Overall, a solid mystery and a very enjoyable read
Release Date: August 11, 2020
His Father’s Ghost (Mina Scarletti #5) by Linda Stratmann
First off, I can say that my automatic rating for this series is five stars, it’s that good. The Victorian period is painstakingly portrayed so realistically, I expect to see men in top hats driving by my window in horse carriages.
Mina is an intelligent and spirited young woman battling Scoliosis, which she manages with grace and strength. But when a slight cold becomes serious, she is tucked away into bed, protected from the outside world by her hired nurse and her family. But that doesn’t stop Mina from cracking another Spiritualist case. Using her dedicated friends, she delves into the mystery of Franklin, a young lad haunted by the ghost of his father, Jasper, who vanished seven years before after falling off a yacht into the sea. Shortly after his disappearance, the truth was revealed; Jasper was on the verge of bankruptcy and was unable to hide his money troubles any longer. But without a body, it took several years to have him declared legally dead. Shortly after, his widow married a new husband and the rumors started flying once again.
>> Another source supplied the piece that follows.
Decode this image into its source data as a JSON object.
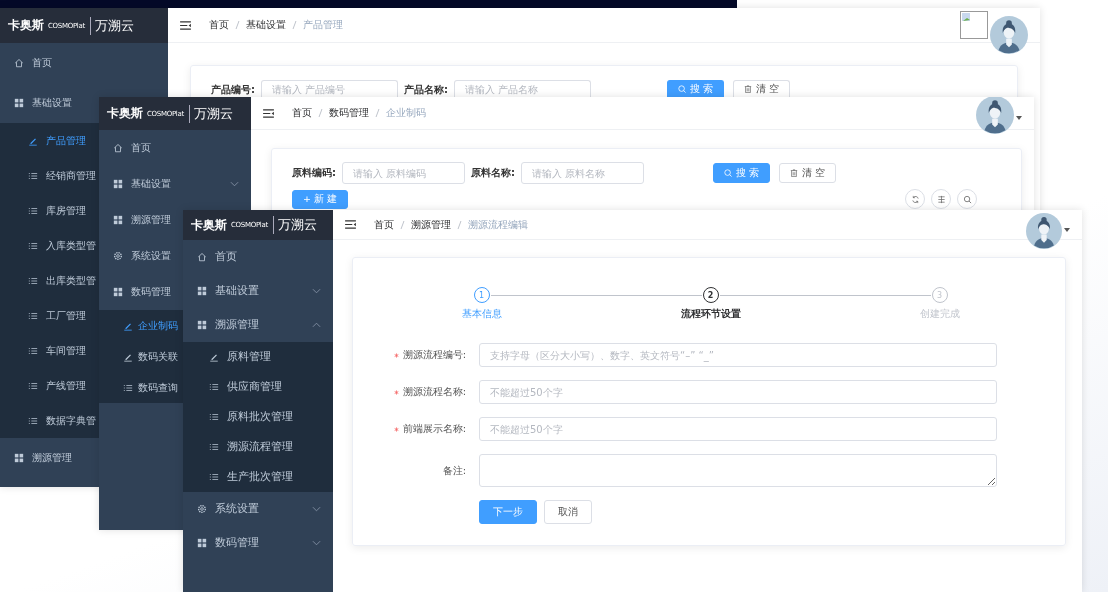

Desperate to help her young son, the widow asks Mina to help. Mina, fascinated by the disappearance, calls in her network of friends tp find information about the case. Slowly, she works her way through the web of misinformation and finally uncovers the truth.
I started this after supper and couldn’t put it down until I finished it well after midnight. The plot, characters and locale are so vivid, so three dimensional that I felt like I was right there in the thick of things. When I picked up the book, I thought that Mina being stuck in bed for the majority of the book would make it dull, but that wasn’t the case at all. Between Mina’s brother Richard’s tales and the observations of the flamboyant actor Mr. Merridew, I felt like I was seeing it through their eyes. I loved the ending, which neatly tied the threads together and even made me a bit misty.
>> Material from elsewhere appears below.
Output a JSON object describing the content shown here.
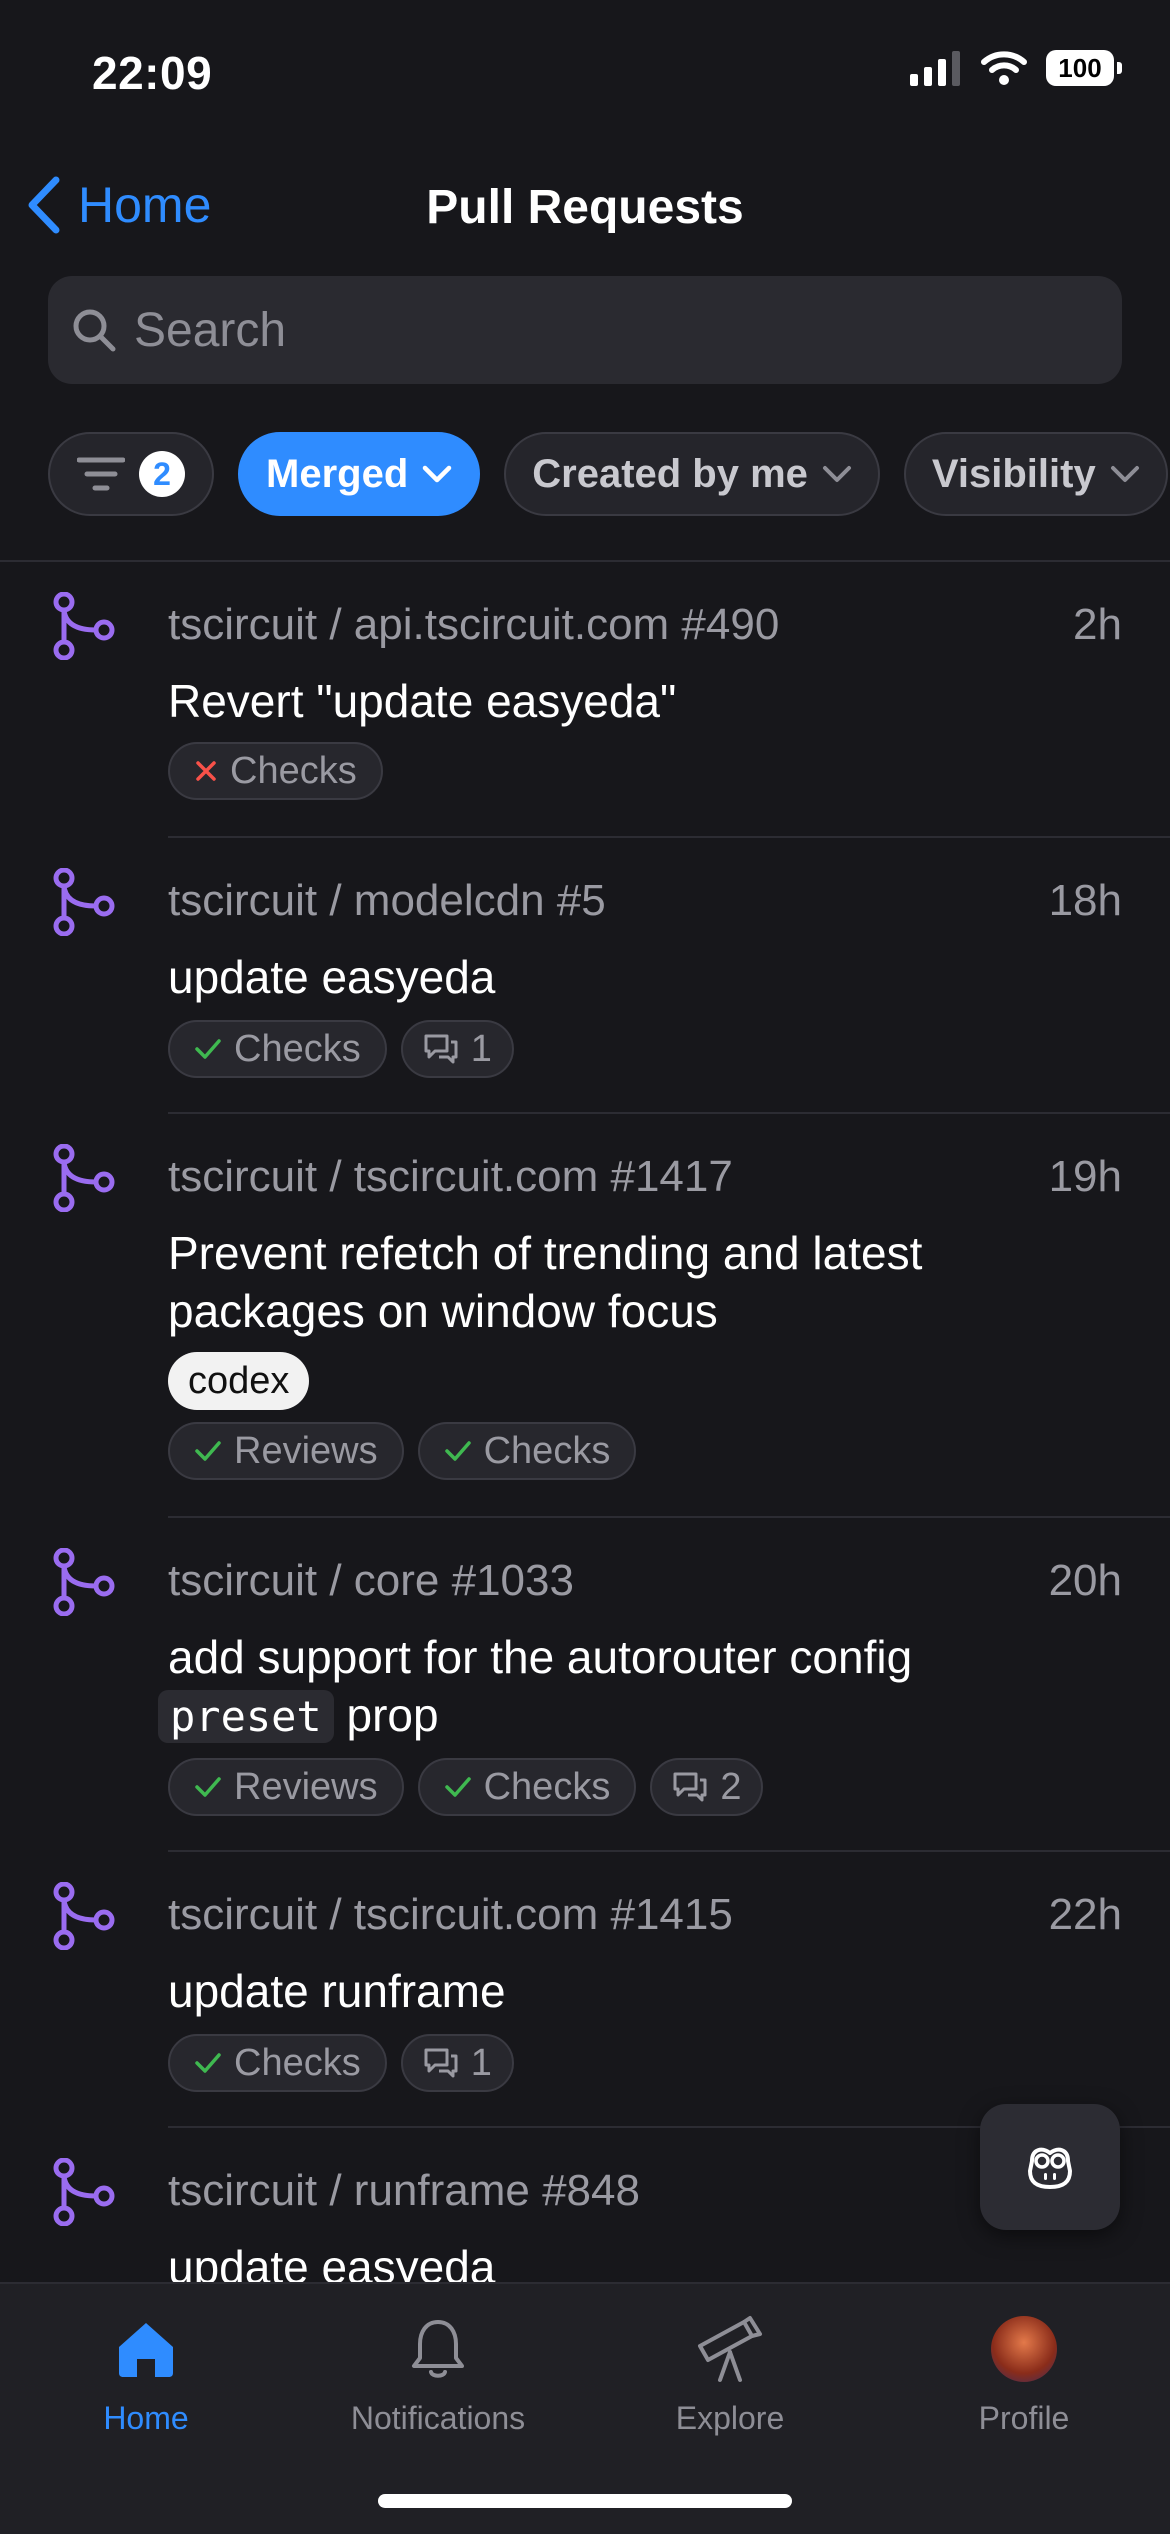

Truly, this is a magnificent series and one I heartily recommend to historical mystery and cozy mystery fans alike.
Released July 20, 2020